The Bush administration went on the media warpath Thursday, insisting that its "coalition of the willing" against Iraq was a truly multilateral campaign by more than 35 nations, with more countries joining up every day.
An indignant Defense Secretary Donald H. Rumsfeld asserted at a Pentagon briefing that "this is not a unilateral action, as is being characterized in the media. Indeed, the coalition in this activity is larger than the coalition that existed during the Gulf War in 1991."
Nearly identical language came from President Bush and officials at the White House, State Department and Pentagon, in what appeared to be a coordinated message.
The target was the world media, which have from some quarters scorned the anti-Iraq campaign as a "coalition of the unwilling." Many have noted that unlike the 1991 coalition that ousted Iraq from Kuwait, with 30 nations providing troops or some sort of military support, this time only two nations -- Britain and Australia -- are committing significant numbers of troops to the U.S.-led effort.
President Bush made a point of thanking the contributors at a meeting of his cabinet Thursday.
"Over 40 nations now support our efforts," Bush said, citing an even higher figure than some others in his administration. "We are grateful for their determination, we appreciate their vision and we welcome their support."
White House spokesman Ari Fleischer noted that that population of the "coalition of the willing" countries totaled 1.18 billion people with a combined gross domestic product of $21.7 trillion.
"It's no accident that many members of this coalition recently escaped from tyranny and oppression and they understand what is at stake in bringing freedom and liberation to the Iraqi people," Fleischer said. He noted that Turkey, which had previously rejected a U.S. request to move 62,000 troops across its territory to open a northern front in the war, on Thursday approved overflight rights for U.S. and coalition warplanes.
Battling the criticism that an arrogant America is flouting world opinion by embarking on the war without United Nations' approval, officials stressed the multinational nature of the coalition partners.
"Every major race, religion and ethnic group in the world is represented," Fleischer added. "The coalition includes nations from every continent on the globe."
Rumsfeld agreed. "The coalition in Iraq includes countries from every part of the world, including a large number of Muslim-majority countries.

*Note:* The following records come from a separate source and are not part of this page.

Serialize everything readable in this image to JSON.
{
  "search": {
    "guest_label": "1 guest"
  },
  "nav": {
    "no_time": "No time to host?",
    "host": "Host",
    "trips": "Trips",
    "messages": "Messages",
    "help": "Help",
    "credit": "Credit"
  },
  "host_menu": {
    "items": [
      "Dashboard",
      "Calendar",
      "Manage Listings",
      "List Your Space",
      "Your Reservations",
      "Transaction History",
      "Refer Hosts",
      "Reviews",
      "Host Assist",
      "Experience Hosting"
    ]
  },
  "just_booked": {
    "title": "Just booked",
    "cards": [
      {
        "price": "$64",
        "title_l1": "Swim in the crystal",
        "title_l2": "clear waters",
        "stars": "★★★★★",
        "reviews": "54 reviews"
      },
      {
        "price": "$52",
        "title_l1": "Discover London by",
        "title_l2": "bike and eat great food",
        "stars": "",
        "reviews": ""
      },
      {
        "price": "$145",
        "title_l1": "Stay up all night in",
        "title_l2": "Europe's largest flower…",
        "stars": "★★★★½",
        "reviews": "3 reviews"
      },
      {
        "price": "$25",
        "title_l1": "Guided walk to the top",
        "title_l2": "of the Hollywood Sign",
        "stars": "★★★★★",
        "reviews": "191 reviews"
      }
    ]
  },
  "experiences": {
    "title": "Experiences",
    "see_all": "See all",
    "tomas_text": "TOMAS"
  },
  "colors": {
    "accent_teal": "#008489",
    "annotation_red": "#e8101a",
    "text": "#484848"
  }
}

Some are supporting the effort publicly; others are doing so privately," he said.
State Department spokesman Richard Boucher said the number of countries supporting the U.S.-led effort had grown well beyond the 35 countries that have publicly pledged support.

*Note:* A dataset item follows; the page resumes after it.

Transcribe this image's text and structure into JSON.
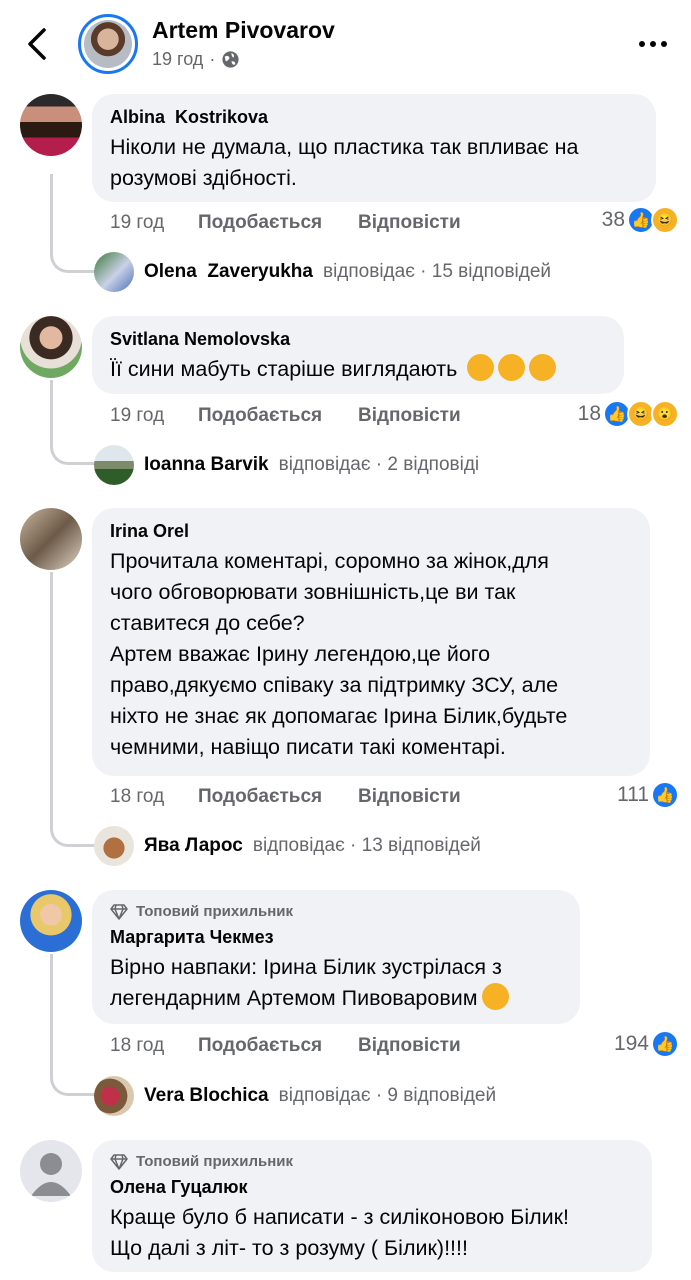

He declined to give a list, saying that the participation of some countries had not been confirmed while others did not want to be publicly named. "It's easily above 50 now," Boucher told reporters.
He argued that the changed nature of this war, including the need to protect against and then hunt for weapons of mass destruction, meant that specialized high-tech units could be as useful as large deployments of troops.
"It may be very important to have a contribution that's small in numbers but specialized in abilities, like some of the nuclear, biological and chemical units that we're getting," Boucher said. "In some of that stuff you need rapid response."
Moreover, countries that won't send fighting forces will help rebuild war-damaged Iraq, Boucher said. The U.S. is anxious not to shoulder the potentially huge reconstruction costs alone.
"It's not necessarily of less value to have a contribution to rebuilding Iraq than it is to have a contribution militarily while the conflict's going," he said. "We welcome those who have said, 'We are happy to contribute to rebuilding the water supply.' "
The White House Web site (www.whitehouse.gov) on Thursday posted a list of 44 nations that were "committed to" disarming Iraq. It did not say what each country would do but noted that the contributions ranged from direct military participation to "logistical and intelligence support, specialized chemical/biological response teams, over-flight rights, humanitarian and reconstruction aid, to political support."
Political support seemed minor, if not grudging, from some nations on the list.
Reports from Lisbon quoted Portugal's President Jorge Sampaio on Thursday as saying that because the military action had no mandate from the U.N., Portugal's contribution would be limited to allowing U.S. and British planes to cross the country's airspace "just as other countries have done, including some which have expressed strong opposition to any military action against Iraq."
Other coalition members have nothing but moral support to offer, as they are among the world's most impoverished. They include Afghanistan, Angola, Albania, Eritrea, Ethiopia, Micronesia, Rwanda and Uganda.